JC: It’s an interesting question because, sometimes, people feel they should have one single mentor. And what I have found is that’s usually not practical, and if you are waiting for that to happen, you may miss opportunities. What I have found throughout my educational career and my professional career is that you really need to take opportunities for mentorship in little bits and pieces where they exist. And, oddly enough, sometimes understanding who I don’t want to be has been as useful and constructive as finding someone who I want to be like.
Have either of you ever been afraid, when you were offered something, to take it? Did you take it, or did you pass?
RL: Absolutely. When I came to York Hospital, they were interviewing for the CFO and the controller. The current CFO reached out to me and said, “I would love for you to come down and interview . . . .” I did, and I had a one-year-old at the time. It was going to require us to move here, so I said, “You know what? I don’t think I’m ready to take the CFO position.”
They offered me the controller, which I took. I did that for two years, and then the CFO opportunity arose again. I did absolutely recognize that at that point in my life I was a little nervous about my family responsibilities, a move here, and all of that. So, I opted not to take that opportunity then, and I was fortunate enough that it came up a couple of years later.”
JC: I would say it’s normal to be fearful of a new opportunity in general, so I would expect that’s a feeling we would all have with any new role. It’s normal. It’s just part of it.

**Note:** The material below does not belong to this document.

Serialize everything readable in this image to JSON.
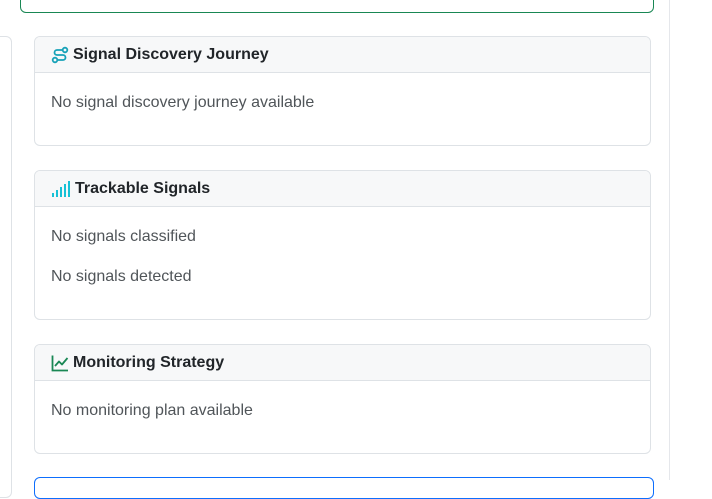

RL: And if we can just encourage people to understand that the fear is normal. And if you can take advantage of that, sometimes it can help motivate you. But also, it’s not a negative to make a decision that this isn’t the right thing, right now. It doesn’t mean it’s the end of that career goal.
I think that’s pretty evident in your career path – in not choosing the CFO job, but ending up here anyway and ending up with the CFO job ultimately. So saying no actually meant saying yes, later.
RL: The timing was much better. It may not have worked if I had opted in initially.
Do you have any particular words of wisdom for young women who are saying, “I want to break that glass ceiling. I want to be in that position of leadership and inspire people the way that the two of you do”? What advice do you have for those young women?
RL: If you can find that great alignment between something you feel really passionate about and love to do and the position, or the place, or whatever it is for you, I think that’s critical. I think that’s a big driver of finding that success.
Take advantage of anything that gets offered to you. Don’t be afraid because it’s something you haven’t been part of. Don’t be afraid because you don’t know anyone in the room. Just take advantage of anything that gets put in front of you that can help you with that career goal that you have.
JC: I would totally agree. It strikes me that women are really good students in high school and at the top of their class and excelling in college. Somewhere along the way, they slow down, and it’s for a variety of reasons. My advice would be to pace yourself, keep going, expect that you are going to run into road blocks, and don’t be discouraged.
Visit our YouTube page to watch a short excerpt from the interview.
Co-CEOs Robin LaBonte, CFO (center left),
and Dr. Jennifer Cutts, CMO (center right),
with interviewers Kate Ford (left) and
Dr. Jessica Stevens (right) from the DEIB Committee.